I do note, however, this paragraph about proposed new rules regarding lending practices:

Under rules proposed by the Federal Reserve, a borrower would have a 21-day grace period before being hit with a late fee, instead of the few days offered by some firms now. A similar plan working its way through Congress would allow banks to increase rates only on consumers’ future purchases—not existing balances. And under both proposals, credit-card companies would have to allocate account holders’ payments equally to balances with different interest rates.

At various times during graduate school and those eighteen months I was only spottily employed we lived off credit. We made our payments, but we watched our total balance creep up slowly, especially when we had some major dental work to pay for. We juggled our payments and our bank account carefully; every once in a while, we would drop one ball or the other, only to get hit by late fees and exorbitant interest-rate hikes because of the short nonexistent grace period. That was a hard time, and it seemed quite unfair—impersonal, anonymous—because we were trying to manage but getting little help managing. We would call to ask for mercy, but we rarely got it. So I say, if it takes law to get the credit card companies to show some grace, then let there be law. Maybe then there will be less of this happening in the depths of the call centers:

Cate Colombo, a former call center staffer at MBNA, the big issuer bought by Bank of America in 2005, says her job was to develop a rapport with credit-card customers and advise them to use more of their available credit. Colleagues would often gather around her chair when she was on the phone with a consumer and chant: “Sell, sell.” “It was like Boiler Room,” says Colombo, referring to the 2000 movie about unscrupulous stock brokers. “I knew that they would probably be in debt for the rest of their lives.”

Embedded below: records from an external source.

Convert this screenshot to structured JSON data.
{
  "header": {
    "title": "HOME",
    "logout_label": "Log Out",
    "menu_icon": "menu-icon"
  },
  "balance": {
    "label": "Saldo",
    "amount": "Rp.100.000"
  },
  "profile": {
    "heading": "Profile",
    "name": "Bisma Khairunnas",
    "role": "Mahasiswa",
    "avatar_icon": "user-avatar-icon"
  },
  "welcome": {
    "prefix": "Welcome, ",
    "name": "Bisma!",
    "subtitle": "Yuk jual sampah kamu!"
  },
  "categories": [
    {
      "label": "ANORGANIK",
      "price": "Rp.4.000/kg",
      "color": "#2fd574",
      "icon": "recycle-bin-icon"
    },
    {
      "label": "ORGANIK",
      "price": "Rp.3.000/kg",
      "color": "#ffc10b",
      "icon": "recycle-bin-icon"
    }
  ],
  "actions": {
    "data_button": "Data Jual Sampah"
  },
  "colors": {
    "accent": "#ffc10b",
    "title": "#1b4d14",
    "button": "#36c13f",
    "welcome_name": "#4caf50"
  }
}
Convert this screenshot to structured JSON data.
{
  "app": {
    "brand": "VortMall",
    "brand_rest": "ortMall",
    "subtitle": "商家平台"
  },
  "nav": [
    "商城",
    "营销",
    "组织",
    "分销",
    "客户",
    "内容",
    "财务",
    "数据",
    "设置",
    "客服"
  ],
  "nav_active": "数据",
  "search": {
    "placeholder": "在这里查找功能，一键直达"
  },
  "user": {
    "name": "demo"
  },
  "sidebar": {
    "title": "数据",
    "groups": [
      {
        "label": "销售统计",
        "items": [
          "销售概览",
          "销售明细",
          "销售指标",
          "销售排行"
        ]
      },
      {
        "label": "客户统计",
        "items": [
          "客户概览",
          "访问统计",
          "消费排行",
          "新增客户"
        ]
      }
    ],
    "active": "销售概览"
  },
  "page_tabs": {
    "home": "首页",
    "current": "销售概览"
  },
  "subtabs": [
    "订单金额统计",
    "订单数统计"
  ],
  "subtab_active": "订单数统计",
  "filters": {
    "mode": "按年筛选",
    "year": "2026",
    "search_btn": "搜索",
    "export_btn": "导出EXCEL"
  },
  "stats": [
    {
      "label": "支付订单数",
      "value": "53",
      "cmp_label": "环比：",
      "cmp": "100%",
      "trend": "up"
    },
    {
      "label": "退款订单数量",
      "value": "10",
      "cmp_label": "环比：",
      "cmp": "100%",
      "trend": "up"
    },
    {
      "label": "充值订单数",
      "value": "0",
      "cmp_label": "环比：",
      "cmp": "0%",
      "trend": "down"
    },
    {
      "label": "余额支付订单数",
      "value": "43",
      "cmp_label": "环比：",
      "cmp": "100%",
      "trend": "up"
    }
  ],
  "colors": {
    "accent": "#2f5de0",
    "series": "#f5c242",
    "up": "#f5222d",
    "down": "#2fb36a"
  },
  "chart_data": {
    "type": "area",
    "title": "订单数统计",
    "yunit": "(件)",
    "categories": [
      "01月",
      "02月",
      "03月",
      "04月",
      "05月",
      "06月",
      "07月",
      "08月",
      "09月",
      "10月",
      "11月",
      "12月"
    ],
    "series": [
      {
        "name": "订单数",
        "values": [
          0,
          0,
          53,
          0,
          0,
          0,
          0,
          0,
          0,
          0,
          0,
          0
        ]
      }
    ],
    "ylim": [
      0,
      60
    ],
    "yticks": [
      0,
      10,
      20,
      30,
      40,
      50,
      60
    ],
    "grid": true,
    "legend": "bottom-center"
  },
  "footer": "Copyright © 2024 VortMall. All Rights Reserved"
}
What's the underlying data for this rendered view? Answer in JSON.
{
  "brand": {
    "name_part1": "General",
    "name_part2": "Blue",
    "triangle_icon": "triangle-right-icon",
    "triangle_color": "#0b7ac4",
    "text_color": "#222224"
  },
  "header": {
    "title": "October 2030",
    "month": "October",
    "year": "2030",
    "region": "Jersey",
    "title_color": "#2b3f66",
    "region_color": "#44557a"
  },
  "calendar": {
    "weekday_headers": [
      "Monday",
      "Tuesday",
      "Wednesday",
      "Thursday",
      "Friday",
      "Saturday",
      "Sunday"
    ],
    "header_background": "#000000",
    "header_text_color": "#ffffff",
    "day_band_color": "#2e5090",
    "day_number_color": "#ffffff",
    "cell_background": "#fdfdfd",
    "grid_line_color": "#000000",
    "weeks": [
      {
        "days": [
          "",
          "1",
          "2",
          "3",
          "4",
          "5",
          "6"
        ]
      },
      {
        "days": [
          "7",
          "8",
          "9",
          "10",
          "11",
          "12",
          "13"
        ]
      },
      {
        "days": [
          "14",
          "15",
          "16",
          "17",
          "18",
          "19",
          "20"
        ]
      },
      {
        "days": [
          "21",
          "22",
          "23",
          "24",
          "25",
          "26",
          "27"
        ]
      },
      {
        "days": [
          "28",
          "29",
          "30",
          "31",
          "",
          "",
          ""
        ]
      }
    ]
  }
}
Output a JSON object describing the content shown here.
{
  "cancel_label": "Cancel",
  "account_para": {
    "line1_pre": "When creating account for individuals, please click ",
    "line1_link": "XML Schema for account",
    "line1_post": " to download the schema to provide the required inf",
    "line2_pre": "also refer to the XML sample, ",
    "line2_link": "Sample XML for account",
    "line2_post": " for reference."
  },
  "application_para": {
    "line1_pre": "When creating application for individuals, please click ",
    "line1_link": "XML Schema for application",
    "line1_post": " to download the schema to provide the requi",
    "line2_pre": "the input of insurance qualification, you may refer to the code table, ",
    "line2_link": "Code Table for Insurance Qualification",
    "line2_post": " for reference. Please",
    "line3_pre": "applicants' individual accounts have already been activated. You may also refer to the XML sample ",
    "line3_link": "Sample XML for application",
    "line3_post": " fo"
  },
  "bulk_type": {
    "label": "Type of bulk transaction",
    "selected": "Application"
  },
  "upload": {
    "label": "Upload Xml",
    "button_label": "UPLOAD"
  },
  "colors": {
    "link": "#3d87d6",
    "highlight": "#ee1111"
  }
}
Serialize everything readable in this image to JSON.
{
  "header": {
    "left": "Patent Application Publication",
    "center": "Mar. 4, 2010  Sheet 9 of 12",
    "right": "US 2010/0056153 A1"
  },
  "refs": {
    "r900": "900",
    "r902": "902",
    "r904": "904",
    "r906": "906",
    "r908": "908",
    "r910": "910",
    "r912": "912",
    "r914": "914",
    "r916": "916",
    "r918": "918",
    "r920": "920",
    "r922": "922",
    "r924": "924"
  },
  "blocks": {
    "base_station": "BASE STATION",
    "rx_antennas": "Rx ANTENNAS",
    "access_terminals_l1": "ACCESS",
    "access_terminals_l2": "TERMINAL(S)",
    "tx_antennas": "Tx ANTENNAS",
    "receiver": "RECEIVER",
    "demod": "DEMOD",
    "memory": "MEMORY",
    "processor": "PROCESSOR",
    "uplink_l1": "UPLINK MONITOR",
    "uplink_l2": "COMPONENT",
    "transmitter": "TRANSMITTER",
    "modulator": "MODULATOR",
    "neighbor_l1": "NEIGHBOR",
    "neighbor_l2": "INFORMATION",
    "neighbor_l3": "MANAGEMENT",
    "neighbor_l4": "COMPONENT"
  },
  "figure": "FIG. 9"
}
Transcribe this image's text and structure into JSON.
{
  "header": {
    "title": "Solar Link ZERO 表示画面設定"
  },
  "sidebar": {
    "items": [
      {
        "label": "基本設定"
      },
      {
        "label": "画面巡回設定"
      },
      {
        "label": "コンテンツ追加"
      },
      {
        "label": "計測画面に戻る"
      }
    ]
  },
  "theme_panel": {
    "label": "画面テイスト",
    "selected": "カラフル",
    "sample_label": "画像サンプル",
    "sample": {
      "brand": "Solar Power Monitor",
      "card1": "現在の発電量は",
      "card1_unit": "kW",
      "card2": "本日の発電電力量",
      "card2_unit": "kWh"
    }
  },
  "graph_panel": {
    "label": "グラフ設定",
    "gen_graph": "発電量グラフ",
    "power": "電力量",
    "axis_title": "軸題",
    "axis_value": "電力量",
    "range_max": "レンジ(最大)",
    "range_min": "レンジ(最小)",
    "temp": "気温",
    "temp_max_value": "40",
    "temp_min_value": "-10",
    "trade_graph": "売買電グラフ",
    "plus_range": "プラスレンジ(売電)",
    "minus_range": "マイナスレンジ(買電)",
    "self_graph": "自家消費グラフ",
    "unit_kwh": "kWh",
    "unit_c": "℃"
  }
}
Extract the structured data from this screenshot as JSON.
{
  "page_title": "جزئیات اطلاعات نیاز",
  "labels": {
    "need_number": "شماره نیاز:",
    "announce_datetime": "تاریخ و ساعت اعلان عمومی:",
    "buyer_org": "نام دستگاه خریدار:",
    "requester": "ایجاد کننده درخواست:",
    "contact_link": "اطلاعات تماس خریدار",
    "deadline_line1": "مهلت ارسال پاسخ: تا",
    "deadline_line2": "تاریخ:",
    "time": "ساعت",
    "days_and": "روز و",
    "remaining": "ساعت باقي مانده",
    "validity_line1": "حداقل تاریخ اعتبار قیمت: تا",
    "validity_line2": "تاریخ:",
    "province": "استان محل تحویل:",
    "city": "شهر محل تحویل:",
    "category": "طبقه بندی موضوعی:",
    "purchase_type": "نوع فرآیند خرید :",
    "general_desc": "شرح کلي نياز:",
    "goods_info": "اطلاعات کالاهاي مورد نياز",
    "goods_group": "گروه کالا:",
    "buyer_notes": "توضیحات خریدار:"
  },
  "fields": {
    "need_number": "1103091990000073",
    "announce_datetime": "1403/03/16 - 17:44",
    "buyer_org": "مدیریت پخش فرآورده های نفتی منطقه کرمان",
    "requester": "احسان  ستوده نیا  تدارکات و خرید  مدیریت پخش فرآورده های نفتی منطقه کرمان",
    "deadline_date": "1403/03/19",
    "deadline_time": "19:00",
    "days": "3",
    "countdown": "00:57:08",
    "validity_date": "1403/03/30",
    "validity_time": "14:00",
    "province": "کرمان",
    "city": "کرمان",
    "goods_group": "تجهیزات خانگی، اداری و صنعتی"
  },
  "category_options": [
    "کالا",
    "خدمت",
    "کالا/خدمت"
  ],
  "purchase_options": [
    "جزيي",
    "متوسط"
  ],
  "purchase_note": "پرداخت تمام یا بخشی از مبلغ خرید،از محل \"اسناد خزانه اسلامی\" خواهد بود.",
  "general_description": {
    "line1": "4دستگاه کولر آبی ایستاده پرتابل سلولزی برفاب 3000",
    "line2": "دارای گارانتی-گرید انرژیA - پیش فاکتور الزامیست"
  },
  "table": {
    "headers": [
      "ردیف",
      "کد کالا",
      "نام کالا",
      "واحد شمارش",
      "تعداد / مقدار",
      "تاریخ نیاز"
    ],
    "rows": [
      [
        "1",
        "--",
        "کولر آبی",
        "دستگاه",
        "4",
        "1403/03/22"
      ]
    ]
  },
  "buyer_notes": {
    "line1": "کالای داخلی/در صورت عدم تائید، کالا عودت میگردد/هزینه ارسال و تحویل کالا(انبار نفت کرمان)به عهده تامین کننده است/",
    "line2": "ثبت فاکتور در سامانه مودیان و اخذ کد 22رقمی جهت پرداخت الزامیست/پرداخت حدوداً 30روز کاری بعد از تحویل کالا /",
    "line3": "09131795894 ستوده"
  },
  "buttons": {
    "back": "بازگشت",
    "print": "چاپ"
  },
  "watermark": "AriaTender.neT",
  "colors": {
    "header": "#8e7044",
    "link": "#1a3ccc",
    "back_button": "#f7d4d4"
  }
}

As someone who has also been unemployed had to live off credit, I hear you, loud and clear.